I had wanted so much to look at it again; ever since that one glimpse I had been granted at Rivendell. It was a beautiful thing; yet I could not say why, for it appeared but a plain gold circlet. The rings I wore were finer by far to look upon; but this was unique, this was different. It seemed to me the fairest thing ever wrought upon Arda since the dawning of the sun. And they planned to cast it in the fire!

If Aragorn were to come to Minas Tirith, with such a weapon to use against the Enemy, even my father would welcome him gladly. A sword reforged was not token enough to give Isildur's heir the winged crown. However, the Ring was a different matter entirely! All of Gondor would welcome him.

I smiled to myself as I thought of Faramir. My brother was forever dreaming of the return of the King, when the White Tree would blossom again. He is such a dreamer, my little brother, for how could a dead tree come back to life? He so badly wanted this errand, but our father appeared relieved when I begged it instead. He feared Elves and old legends might turn Faramir's head and wisely trusted my steadier judgement instead.

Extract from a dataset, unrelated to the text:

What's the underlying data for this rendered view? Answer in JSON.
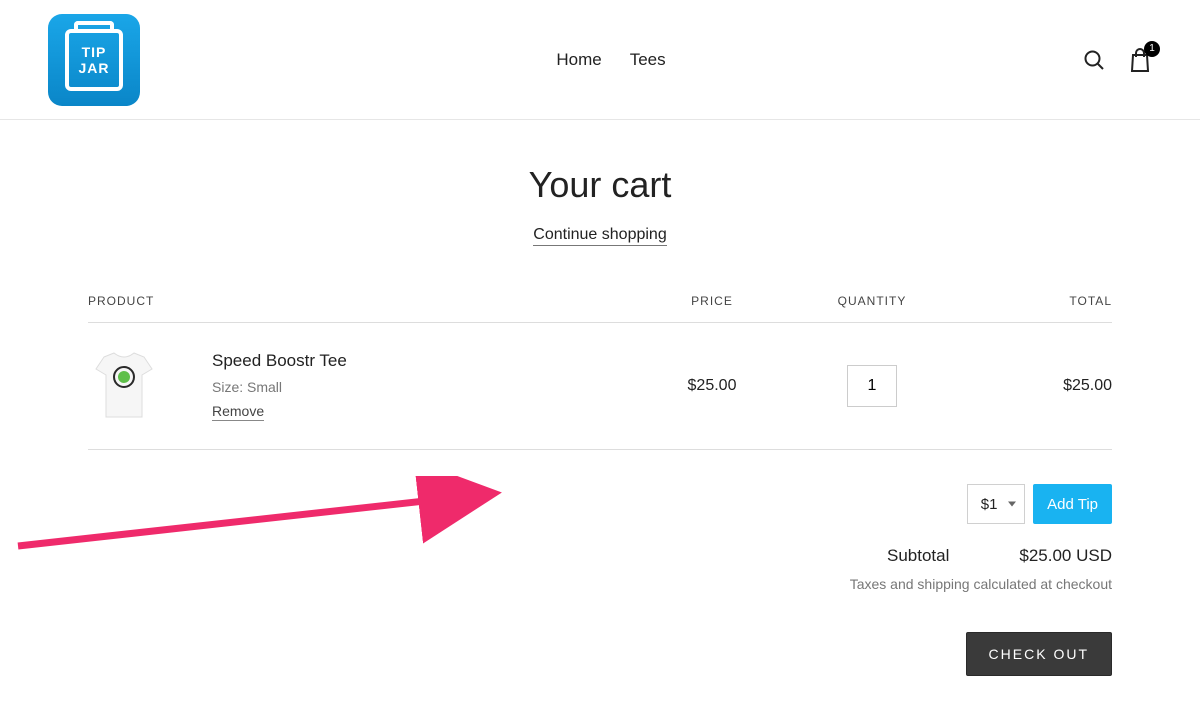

Yet, Aragorn appeared oblivious to the precious heirloom, seemingly focussing his attentions entirely on Frodo's bruised ribs. The man was a fool, the Ring was within his grasp and he did not take it. Frodo would yield it willingly; for had he not said it belonged to Aragorn before the whole council?

Aragorn reached out his hand. For a moment, I thought the sight of the Ring again, had brought him to his senses. He could use it to save all of us. But no, he merely patted Frodo's shoulder and moved away from him.

He then called for water and his eyes suddenly met mine. For a moment, I feared he could see into my soul, for suddenly his gaze hardened and became stern and cold. I never could quite fathom the man; he could be warm and gentle one moment, unyielding as granite the next. He looked so like my father, then, with the same disconcerting way of seeing into the hearts of men. I shivered, despite the now merrily blazing fire and my thick cloak.

"Help the others prepare food!" Aragorn said abruptly. "We must leave here before sunset."

Again he was ordering me, as if I were already one of his subjects! He cast some athelas leaves in the water Legolas brought.

Our would be king then knelt in front of Frodo to bathe his wounds, blocking my view of the Ring by so doing.

The sweet scent of athelas filled the dell and the others were refreshed by it. My heart remained heavy, though, for I could think of nothing save the Ring. From that day forward, it haunted my thoughts.

A/N The idea for this ficlet has been in my head for a long time, but only last night did it come to me how I might write it. I doubt I will return to Boromir as Aragorn and Faramir appeal to me more, though I shall, no doubt further polish and revise this as I do all my stories. The dialogue in italics is taken directly from Tolkien's book.

I hope to return to "A Time to Reap" within the week, all being well.

This story also appears on my LJ together with the myth that inspired both Tolkien's book and Wagner's opera's.